Elevator World Founder Dies

Dear Friends of Elevator World, William C. Sturgeon, founder of ELEVATOR WORLD, passed away on October 11, 2012, at the age of 95. He was born in the Bronx and grew up in Utica, New York, the oldest child of William D. Sturgeon and Katherine Mate Sturgeon.

He was preceded in death by his wife of 45 years, the former Mary Sands Dreisback, a native of Mobile, Alabama; by a granddaughter, Lisa Kay MacKinnon; and by a sister, Kay Sturgeon Smith. He leaves behind a loving family:  a daughter, Ricia Hendrick (Jimmy); a grandson, T. Bruce MacKinnon (Dana); six great-grandchildren: Clint MacKinnon, Olivia MacKinnon, Mary Thomas MacKinnon, Eli MacKinnon, Lily Grace MacKinnon and Harbour MacKinnon, all of Mobile; a sister, Jeanne Blackburn of McAllen, Texas; five nieces, Chris Layfield, Valerie Blackburn, Adriene Coffey, Melissa Trimble, Kimberly Works; and a nephew, Jay Blackburn.

Sturgeon served in WWII in the Pacific Theater and returned to Mobile, where he had been stationed, to marry Mary Sands and help manage his father-in-law's small elevator company, Mobile Elevator Company. In the decades following the war, he built the company, founded the Mobile IUEC local 124, and eventually sold Mobile Elevator Company to Montgomery Elevator. In that time, he also helped found the National Association of Elevator Contractors (NAEC) where he served as a director, volunteer Executive Director and eventually President, and started ELEVATOR WORLD magazine (1953).

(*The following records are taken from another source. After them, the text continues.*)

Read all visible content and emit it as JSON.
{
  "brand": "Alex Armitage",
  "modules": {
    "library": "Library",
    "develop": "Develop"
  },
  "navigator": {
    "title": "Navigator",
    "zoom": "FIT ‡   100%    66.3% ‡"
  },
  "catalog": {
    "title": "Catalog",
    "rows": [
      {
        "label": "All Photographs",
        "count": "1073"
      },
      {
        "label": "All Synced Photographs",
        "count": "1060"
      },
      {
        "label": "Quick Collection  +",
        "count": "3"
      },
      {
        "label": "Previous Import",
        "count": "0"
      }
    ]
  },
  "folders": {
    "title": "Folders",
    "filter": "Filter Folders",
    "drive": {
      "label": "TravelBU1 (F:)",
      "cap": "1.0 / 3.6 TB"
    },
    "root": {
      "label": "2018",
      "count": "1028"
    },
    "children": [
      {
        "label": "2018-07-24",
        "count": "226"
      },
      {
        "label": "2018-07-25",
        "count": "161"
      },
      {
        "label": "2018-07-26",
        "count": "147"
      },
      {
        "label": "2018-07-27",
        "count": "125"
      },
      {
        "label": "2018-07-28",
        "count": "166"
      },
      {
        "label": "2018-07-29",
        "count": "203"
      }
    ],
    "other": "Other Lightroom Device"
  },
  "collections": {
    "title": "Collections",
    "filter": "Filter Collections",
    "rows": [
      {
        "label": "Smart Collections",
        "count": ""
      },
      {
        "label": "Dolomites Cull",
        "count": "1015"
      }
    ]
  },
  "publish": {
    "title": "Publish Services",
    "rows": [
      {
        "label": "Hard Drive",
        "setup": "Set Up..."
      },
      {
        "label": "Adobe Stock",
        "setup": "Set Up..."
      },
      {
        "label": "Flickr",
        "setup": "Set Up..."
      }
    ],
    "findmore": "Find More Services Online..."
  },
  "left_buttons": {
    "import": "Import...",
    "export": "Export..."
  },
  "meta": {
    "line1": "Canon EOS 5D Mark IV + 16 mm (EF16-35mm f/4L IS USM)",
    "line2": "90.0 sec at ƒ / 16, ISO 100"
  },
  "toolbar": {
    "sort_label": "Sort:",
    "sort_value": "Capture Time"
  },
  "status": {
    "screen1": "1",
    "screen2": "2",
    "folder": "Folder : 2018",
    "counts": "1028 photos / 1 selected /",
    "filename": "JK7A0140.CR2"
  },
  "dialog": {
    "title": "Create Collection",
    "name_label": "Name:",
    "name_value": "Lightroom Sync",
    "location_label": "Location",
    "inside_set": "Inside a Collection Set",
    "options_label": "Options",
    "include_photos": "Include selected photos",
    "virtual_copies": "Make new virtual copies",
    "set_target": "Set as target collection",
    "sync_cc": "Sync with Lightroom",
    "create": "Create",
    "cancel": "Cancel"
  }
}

As editor of EW, Sturgeon traveled the world from China to Germany, to Italy and India and South America and he built a network of correspondents. He helped found the Canadian Elevator Contractors Association (CECA), the National Association of Elevator Safety Authorities (NAESA) and the British Lift Association, while assisting other magazines around the world that were starting to flourish. Continuing over the years in his quest for expanded cohesiveness and communication in the industry, he grew EW, worked with NEIEP on education of mechanics, and interviewed every major leader in the industry. In the early 1980s he conceived of the Bridgebuilders, a group of association leadership who could communicate with one another and cooperate on industry issues. From this group, the Elevator Escalator Safety Foundation was created, and Sturgeon served as the first campaign chair.

He worked with his daughter, Ricia, for 30 years and lived to see his grandson join the company and grow in his footsteps, an enormous path to follow. After his retirement in 1997 he created the only online museum for the elevator industry at www.theelevatormuseum.org. He continued to write for the magazine well into retirement. Sturgeon lived a rich and rewarding life, enjoying his family and a wealth of friends in many countries and in the elevator industry.  He recently completed and published his memoir, More Ups Than Downsa story of the life and times in which he lived.

Sturgeon's wishes were to be cremated and scattered in the Pacific, where he served in the war and witnessed the first atom bomb test. There will be a memorial service held in Mobile, Al. for family and close friends. Sturgeon asked that memorials in his name be donated to the Elevator Escalator Safety Foundation, 362 Pinehill Dr., Mobile, AL 36606; www.eesf.org. To read the local obituary and post your condolences Click Here.